Across the globe, hot days are getting hotter and more frequent, while we’re experiencing fewer cold days. Over the past decade, climate change has become more real as ever record highs and lows of temperatures are experienced.
Just after a scorching March and April in many parts of the country, the Met Office last week again forecast “severe heatwave conditions” across Pakistan. Some areas are expected to remain between 7°C to 9°C above normal while others between 6°C to 8°C. The devastating heatwave that gripped Pakistan and India over the last two months is unprecedented but worse — perhaps far worse — is on the horizon as climate change continues apace, top climate scientists claim. ‘Severe heatwave is likely to grip Sindh from May 11 or 12 and could last till May 16’, officials of the Pakistan Meteorological Department (PMD) said.
Heatwaves kill more people than hurricanes. Yet, we seem to be far less prepared to deal with extreme than we are with other kinds of severe weather events. Instead of taking heat seriously, we often dismiss heat waves as ho-hum “typical” summer weather. Unfortunately, as the climate crisis worsens, nothing is less typical kinds of summers we’re experiencing now – and heat-related death tolls tell the tale.
Extreme heat is particularly deadly for the elderly, people with weakened immune systems, those who work outdoors, and people at the lower end of the economic spectrum who may live in crowded apartments without air conditioning. Yes, like other aspects of climate change, heat waves spotlight the social injustice imposed on individuals and families who can’t escape climate change impacts. Children are vulnerable to extreme heat, too. While dehydration is most common, heat extremes can cause kids to suffer heat exhaustion, heat cramps, and heat strokes.
Symptoms Of Heat Stroke
- Confusion, altered mental status, slurred speech.
- Loss of consciousness
- Hot, dry skin or profuse sweating.
- Very high body temperature.
- Fatal if treatment is delayed
One must immediately seek medical assistance if such symptoms occur. The obvious solution to surviving a heatwave is to go into a cool, air-conditioned building. However, here are some tips to remain fit and healthy and survive the scorching heat.
Tips To Survive The Heat Wave
High heat causes us to sweat, and the more we sweat, the more we dehydrate. Drink frequently on a hot day and choose water over sugary soda or caffeine.
Avoid the hot midday sun
Wear a hat and carry an umbrella to keep the hot sun off your head. If you’re out and about, spend the hottest parts of the day in the shade if possible.
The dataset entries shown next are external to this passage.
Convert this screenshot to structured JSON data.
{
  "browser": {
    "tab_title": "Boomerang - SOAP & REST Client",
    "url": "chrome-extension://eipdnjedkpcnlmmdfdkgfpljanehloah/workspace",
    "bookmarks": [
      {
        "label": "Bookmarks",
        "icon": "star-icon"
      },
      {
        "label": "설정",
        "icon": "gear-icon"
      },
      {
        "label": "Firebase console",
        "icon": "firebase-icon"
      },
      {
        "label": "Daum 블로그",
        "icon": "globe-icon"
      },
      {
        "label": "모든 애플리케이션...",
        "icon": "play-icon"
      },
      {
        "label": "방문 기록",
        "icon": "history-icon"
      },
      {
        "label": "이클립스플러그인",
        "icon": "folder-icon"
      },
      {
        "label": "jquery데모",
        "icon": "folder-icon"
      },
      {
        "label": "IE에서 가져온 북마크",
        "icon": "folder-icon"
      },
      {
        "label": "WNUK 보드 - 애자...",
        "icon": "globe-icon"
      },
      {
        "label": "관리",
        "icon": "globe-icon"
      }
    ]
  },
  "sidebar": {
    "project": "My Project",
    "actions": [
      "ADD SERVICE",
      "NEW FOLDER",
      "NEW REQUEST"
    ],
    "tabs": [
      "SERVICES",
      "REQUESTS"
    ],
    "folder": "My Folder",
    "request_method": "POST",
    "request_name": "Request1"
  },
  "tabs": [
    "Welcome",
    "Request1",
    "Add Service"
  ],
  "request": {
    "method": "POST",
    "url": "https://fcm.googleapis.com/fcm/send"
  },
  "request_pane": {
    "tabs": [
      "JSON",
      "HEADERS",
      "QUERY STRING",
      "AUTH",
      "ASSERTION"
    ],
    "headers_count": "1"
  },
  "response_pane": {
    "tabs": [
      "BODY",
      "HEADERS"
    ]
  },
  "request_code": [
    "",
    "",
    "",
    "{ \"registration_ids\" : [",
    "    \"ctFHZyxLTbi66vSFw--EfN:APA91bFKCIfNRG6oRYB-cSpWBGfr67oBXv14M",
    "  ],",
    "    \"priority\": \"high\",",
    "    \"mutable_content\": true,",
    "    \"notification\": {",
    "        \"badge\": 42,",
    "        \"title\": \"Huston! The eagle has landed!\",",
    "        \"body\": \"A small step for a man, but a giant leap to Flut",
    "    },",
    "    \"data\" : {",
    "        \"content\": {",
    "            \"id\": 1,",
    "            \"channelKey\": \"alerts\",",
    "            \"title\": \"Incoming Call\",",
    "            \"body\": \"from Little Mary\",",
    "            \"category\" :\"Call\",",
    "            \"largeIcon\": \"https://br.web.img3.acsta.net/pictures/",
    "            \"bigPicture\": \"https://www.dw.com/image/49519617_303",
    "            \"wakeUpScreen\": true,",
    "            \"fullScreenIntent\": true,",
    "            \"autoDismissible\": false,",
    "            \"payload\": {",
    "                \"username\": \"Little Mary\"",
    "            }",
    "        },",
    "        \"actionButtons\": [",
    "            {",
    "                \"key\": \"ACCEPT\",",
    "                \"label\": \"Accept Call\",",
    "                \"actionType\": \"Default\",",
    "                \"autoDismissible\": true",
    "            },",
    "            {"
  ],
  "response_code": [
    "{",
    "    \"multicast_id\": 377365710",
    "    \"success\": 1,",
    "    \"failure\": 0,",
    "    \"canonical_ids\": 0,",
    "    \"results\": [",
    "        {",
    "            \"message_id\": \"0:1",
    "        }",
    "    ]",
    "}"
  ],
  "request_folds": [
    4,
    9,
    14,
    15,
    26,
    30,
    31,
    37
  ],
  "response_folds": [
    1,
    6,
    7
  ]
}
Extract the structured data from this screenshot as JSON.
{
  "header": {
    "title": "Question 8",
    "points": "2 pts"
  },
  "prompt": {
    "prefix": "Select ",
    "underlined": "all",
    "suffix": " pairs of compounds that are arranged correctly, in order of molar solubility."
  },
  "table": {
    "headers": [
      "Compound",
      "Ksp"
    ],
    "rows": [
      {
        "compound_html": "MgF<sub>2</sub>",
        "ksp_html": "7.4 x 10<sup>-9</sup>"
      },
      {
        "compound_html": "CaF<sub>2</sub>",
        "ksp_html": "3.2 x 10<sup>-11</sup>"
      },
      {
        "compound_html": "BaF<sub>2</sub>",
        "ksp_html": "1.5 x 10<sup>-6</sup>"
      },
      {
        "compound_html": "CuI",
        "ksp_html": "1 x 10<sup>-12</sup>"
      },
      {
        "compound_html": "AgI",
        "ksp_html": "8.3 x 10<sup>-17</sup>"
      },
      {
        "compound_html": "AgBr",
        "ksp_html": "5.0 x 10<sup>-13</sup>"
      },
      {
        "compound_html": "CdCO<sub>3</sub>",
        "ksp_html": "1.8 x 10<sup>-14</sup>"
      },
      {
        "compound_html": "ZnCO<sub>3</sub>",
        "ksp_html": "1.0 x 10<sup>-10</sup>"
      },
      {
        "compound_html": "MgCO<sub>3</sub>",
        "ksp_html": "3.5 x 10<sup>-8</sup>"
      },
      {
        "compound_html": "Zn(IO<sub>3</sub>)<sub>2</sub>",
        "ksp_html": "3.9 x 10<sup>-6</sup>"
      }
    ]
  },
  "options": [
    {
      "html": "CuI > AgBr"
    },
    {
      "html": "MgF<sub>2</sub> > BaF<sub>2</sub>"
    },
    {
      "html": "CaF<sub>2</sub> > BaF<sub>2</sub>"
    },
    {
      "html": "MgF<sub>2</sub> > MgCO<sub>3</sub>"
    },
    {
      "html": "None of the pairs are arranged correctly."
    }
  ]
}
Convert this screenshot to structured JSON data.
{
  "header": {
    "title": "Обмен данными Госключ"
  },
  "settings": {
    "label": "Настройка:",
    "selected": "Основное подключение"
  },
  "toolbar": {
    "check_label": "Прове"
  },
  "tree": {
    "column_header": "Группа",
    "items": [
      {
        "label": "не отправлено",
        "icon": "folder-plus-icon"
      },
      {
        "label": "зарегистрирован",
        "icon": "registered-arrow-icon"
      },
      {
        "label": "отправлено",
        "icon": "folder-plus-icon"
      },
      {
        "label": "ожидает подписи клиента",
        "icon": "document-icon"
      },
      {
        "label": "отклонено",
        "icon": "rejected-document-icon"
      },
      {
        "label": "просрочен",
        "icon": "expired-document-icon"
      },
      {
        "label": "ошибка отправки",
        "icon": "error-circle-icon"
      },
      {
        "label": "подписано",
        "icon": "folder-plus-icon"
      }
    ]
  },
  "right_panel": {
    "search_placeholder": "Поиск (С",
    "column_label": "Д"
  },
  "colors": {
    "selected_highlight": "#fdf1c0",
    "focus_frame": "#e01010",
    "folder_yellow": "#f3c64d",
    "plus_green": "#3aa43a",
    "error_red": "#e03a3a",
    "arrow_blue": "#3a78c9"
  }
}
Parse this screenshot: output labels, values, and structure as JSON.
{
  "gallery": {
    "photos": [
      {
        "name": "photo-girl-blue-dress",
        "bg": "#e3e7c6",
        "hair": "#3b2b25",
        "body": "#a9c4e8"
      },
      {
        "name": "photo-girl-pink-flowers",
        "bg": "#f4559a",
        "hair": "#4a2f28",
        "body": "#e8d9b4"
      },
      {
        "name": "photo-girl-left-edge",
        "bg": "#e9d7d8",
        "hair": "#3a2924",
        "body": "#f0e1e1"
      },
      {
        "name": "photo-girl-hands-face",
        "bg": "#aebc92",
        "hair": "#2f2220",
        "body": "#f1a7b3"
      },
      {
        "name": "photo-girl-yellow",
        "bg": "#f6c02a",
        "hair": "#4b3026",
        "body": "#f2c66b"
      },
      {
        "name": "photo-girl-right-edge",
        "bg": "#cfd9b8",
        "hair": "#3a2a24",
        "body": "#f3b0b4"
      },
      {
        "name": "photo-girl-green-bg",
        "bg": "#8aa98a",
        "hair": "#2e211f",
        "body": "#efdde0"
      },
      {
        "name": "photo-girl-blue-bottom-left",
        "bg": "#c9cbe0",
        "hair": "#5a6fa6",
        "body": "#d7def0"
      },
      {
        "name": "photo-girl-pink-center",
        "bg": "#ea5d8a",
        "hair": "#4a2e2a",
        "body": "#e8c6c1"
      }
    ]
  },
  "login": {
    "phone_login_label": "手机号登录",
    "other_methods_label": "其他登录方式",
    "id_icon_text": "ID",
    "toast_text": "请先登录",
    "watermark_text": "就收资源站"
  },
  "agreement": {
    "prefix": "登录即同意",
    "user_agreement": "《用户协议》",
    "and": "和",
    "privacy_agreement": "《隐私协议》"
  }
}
Go to a cool place to sleep, if needed
Many communities open cooling centers to provide heat wave relief, and some may set up sleeping centers as well. Libraries and shopping malls also provide cool respite during the day.
Know the signs of heatstroke
Be aware of symptoms for immediate response to protect yourself and your loved ones from the fatal condition.
Never leave kids unattended in a vehicle
Extreme heat can overtake a child in minutes. (By the way, this goes for pets, too.)
Dress in minimal, single layers
Wear fabrics and single layers allow plenty of room for them to sweat and are airy
Use Facial Mists
Use facial mists, by spritzing some cool mist onto your face and arms, then let the water evaporate; it will cool the skin instantly. Brands have come out with various mists with beneficial ingredients. Using facial mists helps soothe the skin and improve hydration levels while refreshing instantly.
Eat foods to help you cool off
Eating fruits that have water in them can help you fend off the heat. If you’re having salty foods, drink extra water to balance it out. Try to stay away from hot, body-warming foods, like soup. And indulge in ice creams!
Include Coconut Water In Your Diet
Coconut milk and water contain important nutrients that aid in hydration, meaning that both are not only delicious but also full of health benefits. Lots of recipes include coconut milk as it is a great ingredient to thicken sauces and bulk out meals.
Try To Keep Your Home Cool
Here are some ways to maintain temperature indoors
- Cover windows with drapes or shades.
- Weather-strip doors and windows.
- Use window reflectors, such as aluminum foil-covered cardboard, to reflect heat outside.
- Add insulation to keep the heat out.
Foods To Eat In Hot Weather
Cucumbers are a great vegetable for the hot summer days as they contain a lot of water to help keep you cool cucumbers are 95% water. Make sure to keep them raw as once you cook them, a lot of moisture and water escapes.
Cool melon quenches even the most intense thirst and the fruit is abundant throughout the summer months. A simple slice offers a superb, refreshing experience. Melon is low in calories and high in water content (95 percent), making it an extremely cooling bite to eat.
Tomatoes are high in the antioxidant lycopene, known as a potent cancer preventer. Red tomatoes are 94 percent water while the green variety is about 93 percent H20. Delicious in a salad or perfect in a sandwich, it is easy to slot this fruit into your daily meals.
Nothing beats the heat like a good swim, but ensure to go in shaded or indoor pools to avoid excessive sunlight exposure!